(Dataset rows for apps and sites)
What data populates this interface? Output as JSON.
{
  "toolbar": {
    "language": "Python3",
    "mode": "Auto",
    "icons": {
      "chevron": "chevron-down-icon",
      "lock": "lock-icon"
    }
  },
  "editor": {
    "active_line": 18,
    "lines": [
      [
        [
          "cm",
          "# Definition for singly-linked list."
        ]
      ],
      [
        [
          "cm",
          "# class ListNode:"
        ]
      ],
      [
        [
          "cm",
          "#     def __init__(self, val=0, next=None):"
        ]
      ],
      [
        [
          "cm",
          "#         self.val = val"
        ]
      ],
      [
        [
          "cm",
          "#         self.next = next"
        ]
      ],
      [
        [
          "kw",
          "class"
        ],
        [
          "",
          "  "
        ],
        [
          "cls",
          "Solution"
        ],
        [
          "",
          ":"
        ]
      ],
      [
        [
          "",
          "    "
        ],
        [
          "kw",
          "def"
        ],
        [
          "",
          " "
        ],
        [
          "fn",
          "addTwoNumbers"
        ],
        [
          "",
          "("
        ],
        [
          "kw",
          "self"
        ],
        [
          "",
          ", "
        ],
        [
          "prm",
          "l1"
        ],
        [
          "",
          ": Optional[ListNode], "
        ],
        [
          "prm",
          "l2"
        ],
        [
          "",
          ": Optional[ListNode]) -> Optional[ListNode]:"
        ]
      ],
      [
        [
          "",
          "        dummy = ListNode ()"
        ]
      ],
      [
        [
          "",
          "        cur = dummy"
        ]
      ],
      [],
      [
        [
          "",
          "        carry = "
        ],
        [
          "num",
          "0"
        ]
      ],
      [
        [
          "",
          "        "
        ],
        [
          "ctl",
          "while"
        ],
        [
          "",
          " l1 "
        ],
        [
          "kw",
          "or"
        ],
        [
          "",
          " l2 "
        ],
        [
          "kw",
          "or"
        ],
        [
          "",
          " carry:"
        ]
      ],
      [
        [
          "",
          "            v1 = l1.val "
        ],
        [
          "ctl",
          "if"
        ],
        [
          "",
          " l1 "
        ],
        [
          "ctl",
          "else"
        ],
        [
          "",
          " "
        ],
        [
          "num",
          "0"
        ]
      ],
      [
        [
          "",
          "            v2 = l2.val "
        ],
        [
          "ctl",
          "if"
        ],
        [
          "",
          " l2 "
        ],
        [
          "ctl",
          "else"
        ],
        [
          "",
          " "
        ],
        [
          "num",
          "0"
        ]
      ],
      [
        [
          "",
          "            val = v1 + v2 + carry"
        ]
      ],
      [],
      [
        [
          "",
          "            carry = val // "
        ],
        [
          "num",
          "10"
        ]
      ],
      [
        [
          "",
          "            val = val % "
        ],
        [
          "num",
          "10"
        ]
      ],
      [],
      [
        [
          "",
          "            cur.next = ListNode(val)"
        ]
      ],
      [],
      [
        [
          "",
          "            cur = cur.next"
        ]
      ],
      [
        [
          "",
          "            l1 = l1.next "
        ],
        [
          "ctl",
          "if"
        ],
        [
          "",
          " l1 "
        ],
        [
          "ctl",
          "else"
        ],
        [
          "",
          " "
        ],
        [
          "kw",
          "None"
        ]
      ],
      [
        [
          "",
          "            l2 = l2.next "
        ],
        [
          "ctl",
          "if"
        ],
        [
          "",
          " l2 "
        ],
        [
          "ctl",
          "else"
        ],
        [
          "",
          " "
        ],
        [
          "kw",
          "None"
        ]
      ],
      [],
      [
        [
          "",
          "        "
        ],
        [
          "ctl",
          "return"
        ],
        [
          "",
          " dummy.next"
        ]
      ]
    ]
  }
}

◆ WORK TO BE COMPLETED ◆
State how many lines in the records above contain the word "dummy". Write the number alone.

◆ ANSWER BOX ◆
3